*What to produce:*
Each record must appear in your answer exactly as it does below.

------ Provided records

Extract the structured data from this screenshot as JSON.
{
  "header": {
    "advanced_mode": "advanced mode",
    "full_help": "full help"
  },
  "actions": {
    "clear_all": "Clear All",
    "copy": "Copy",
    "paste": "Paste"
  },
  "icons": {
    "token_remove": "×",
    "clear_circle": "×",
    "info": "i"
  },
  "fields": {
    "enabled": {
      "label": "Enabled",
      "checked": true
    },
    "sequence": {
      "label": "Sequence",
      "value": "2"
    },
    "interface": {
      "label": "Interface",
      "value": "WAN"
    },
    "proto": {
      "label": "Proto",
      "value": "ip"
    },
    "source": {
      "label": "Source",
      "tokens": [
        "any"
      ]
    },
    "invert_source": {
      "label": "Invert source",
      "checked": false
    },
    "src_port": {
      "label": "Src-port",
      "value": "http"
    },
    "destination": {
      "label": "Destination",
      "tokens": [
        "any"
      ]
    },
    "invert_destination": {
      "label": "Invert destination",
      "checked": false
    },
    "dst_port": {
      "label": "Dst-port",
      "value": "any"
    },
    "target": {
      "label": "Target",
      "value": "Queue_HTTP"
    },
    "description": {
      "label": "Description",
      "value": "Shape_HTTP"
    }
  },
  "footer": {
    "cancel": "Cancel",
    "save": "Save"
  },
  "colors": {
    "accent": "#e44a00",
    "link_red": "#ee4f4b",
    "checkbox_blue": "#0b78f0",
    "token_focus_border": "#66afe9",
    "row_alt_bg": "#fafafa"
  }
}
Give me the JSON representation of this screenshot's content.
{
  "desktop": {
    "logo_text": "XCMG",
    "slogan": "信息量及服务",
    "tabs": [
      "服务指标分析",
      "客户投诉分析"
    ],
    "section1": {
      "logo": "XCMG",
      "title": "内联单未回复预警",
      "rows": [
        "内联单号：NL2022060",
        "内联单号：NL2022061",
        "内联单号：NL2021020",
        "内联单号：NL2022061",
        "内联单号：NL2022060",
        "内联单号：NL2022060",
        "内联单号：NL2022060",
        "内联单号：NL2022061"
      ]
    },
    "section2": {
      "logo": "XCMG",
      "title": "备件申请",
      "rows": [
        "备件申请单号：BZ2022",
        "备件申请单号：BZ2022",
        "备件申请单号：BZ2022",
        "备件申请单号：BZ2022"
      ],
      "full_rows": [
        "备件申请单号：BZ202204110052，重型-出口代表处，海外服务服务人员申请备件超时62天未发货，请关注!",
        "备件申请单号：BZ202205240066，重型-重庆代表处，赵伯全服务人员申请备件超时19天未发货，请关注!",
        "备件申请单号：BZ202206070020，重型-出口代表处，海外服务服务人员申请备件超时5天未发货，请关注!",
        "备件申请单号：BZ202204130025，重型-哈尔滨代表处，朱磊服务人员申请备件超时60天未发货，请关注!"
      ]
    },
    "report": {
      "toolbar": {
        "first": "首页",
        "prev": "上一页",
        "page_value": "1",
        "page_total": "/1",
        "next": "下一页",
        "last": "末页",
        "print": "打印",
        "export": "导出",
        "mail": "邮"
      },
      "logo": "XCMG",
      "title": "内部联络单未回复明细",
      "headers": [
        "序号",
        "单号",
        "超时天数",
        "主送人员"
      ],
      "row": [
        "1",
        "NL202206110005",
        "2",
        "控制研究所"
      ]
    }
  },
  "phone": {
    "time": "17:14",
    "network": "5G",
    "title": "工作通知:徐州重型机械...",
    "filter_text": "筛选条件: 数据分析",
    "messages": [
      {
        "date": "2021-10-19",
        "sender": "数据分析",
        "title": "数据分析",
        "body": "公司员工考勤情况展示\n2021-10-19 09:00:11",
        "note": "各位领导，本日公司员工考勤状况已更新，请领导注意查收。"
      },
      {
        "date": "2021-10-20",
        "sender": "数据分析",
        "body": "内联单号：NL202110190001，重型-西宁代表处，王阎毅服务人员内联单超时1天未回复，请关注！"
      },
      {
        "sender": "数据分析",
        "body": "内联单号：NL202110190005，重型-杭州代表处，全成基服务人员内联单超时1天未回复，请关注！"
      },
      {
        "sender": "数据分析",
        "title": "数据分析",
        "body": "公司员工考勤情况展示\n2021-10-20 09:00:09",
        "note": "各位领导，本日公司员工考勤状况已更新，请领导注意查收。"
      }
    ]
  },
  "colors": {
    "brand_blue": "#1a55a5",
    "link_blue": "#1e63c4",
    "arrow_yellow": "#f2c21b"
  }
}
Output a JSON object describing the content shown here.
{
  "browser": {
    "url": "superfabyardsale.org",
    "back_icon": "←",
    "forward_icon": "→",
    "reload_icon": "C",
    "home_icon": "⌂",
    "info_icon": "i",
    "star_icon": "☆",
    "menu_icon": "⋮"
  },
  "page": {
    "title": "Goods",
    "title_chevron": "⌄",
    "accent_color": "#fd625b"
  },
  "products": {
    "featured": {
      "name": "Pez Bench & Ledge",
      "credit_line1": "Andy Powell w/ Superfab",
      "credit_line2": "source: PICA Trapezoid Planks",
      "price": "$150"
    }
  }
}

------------

*Expected output:*
Extract the structured data from this screenshot as JSON.
{
  "header": {
    "advanced_mode": "advanced mode",
    "full_help": "full help"
  },
  "actions": {
    "clear_all": "Clear All",
    "copy": "Copy",
    "paste": "Paste"
  },
  "icons": {
    "token_remove": "×",
    "clear_circle": "×",
    "info": "i"
  },
  "fields": {
    "enabled": {
      "label": "Enabled",
      "checked": true
    },
    "sequence": {
      "label": "Sequence",
      "value": "2"
    },
    "interface": {
      "label": "Interface",
      "value": "WAN"
    },
    "proto": {
      "label": "Proto",
      "value": "ip"
    },
    "source": {
      "label": "Source",
      "tokens": [
        "any"
      ]
    },
    "invert_source": {
      "label": "Invert source",
      "checked": false
    },
    "src_port": {
      "label": "Src-port",
      "value": "http"
    },
    "destination": {
      "label": "Destination",
      "tokens": [
        "any"
      ]
    },
    "invert_destination": {
      "label": "Invert destination",
      "checked": false
    },
    "dst_port": {
      "label": "Dst-port",
      "value": "any"
    },
    "target": {
      "label": "Target",
      "value": "Queue_HTTP"
    },
    "description": {
      "label": "Description",
      "value": "Shape_HTTP"
    }
  },
  "footer": {
    "cancel": "Cancel",
    "save": "Save"
  },
  "colors": {
    "accent": "#e44a00",
    "link_red": "#ee4f4b",
    "checkbox_blue": "#0b78f0",
    "token_focus_border": "#66afe9",
    "row_alt_bg": "#fafafa"
  }
}
Give me the JSON representation of this screenshot's content.
{
  "desktop": {
    "logo_text": "XCMG",
    "slogan": "信息量及服务",
    "tabs": [
      "服务指标分析",
      "客户投诉分析"
    ],
    "section1": {
      "logo": "XCMG",
      "title": "内联单未回复预警",
      "rows": [
        "内联单号：NL2022060",
        "内联单号：NL2022061",
        "内联单号：NL2021020",
        "内联单号：NL2022061",
        "内联单号：NL2022060",
        "内联单号：NL2022060",
        "内联单号：NL2022060",
        "内联单号：NL2022061"
      ]
    },
    "section2": {
      "logo": "XCMG",
      "title": "备件申请",
      "rows": [
        "备件申请单号：BZ2022",
        "备件申请单号：BZ2022",
        "备件申请单号：BZ2022",
        "备件申请单号：BZ2022"
      ],
      "full_rows": [
        "备件申请单号：BZ202204110052，重型-出口代表处，海外服务服务人员申请备件超时62天未发货，请关注!",
        "备件申请单号：BZ202205240066，重型-重庆代表处，赵伯全服务人员申请备件超时19天未发货，请关注!",
        "备件申请单号：BZ202206070020，重型-出口代表处，海外服务服务人员申请备件超时5天未发货，请关注!",
        "备件申请单号：BZ202204130025，重型-哈尔滨代表处，朱磊服务人员申请备件超时60天未发货，请关注!"
      ]
    },
    "report": {
      "toolbar": {
        "first": "首页",
        "prev": "上一页",
        "page_value": "1",
        "page_total": "/1",
        "next": "下一页",
        "last": "末页",
        "print": "打印",
        "export": "导出",
        "mail": "邮"
      },
      "logo": "XCMG",
      "title": "内部联络单未回复明细",
      "headers": [
        "序号",
        "单号",
        "超时天数",
        "主送人员"
      ],
      "row": [
        "1",
        "NL202206110005",
        "2",
        "控制研究所"
      ]
    }
  },
  "phone": {
    "time": "17:14",
    "network": "5G",
    "title": "工作通知:徐州重型机械...",
    "filter_text": "筛选条件: 数据分析",
    "messages": [
      {
        "date": "2021-10-19",
        "sender": "数据分析",
        "title": "数据分析",
        "body": "公司员工考勤情况展示\n2021-10-19 09:00:11",
        "note": "各位领导，本日公司员工考勤状况已更新，请领导注意查收。"
      },
      {
        "date": "2021-10-20",
        "sender": "数据分析",
        "body": "内联单号：NL202110190001，重型-西宁代表处，王阎毅服务人员内联单超时1天未回复，请关注！"
      },
      {
        "sender": "数据分析",
        "body": "内联单号：NL202110190005，重型-杭州代表处，全成基服务人员内联单超时1天未回复，请关注！"
      },
      {
        "sender": "数据分析",
        "title": "数据分析",
        "body": "公司员工考勤情况展示\n2021-10-20 09:00:09",
        "note": "各位领导，本日公司员工考勤状况已更新，请领导注意查收。"
      }
    ]
  },
  "colors": {
    "brand_blue": "#1a55a5",
    "link_blue": "#1e63c4",
    "arrow_yellow": "#f2c21b"
  }
}
Output a JSON object describing the content shown here.
{
  "browser": {
    "url": "superfabyardsale.org",
    "back_icon": "←",
    "forward_icon": "→",
    "reload_icon": "C",
    "home_icon": "⌂",
    "info_icon": "i",
    "star_icon": "☆",
    "menu_icon": "⋮"
  },
  "page": {
    "title": "Goods",
    "title_chevron": "⌄",
    "accent_color": "#fd625b"
  },
  "products": {
    "featured": {
      "name": "Pez Bench & Ledge",
      "credit_line1": "Andy Powell w/ Superfab",
      "credit_line2": "source: PICA Trapezoid Planks",
      "price": "$150"
    }
  }
}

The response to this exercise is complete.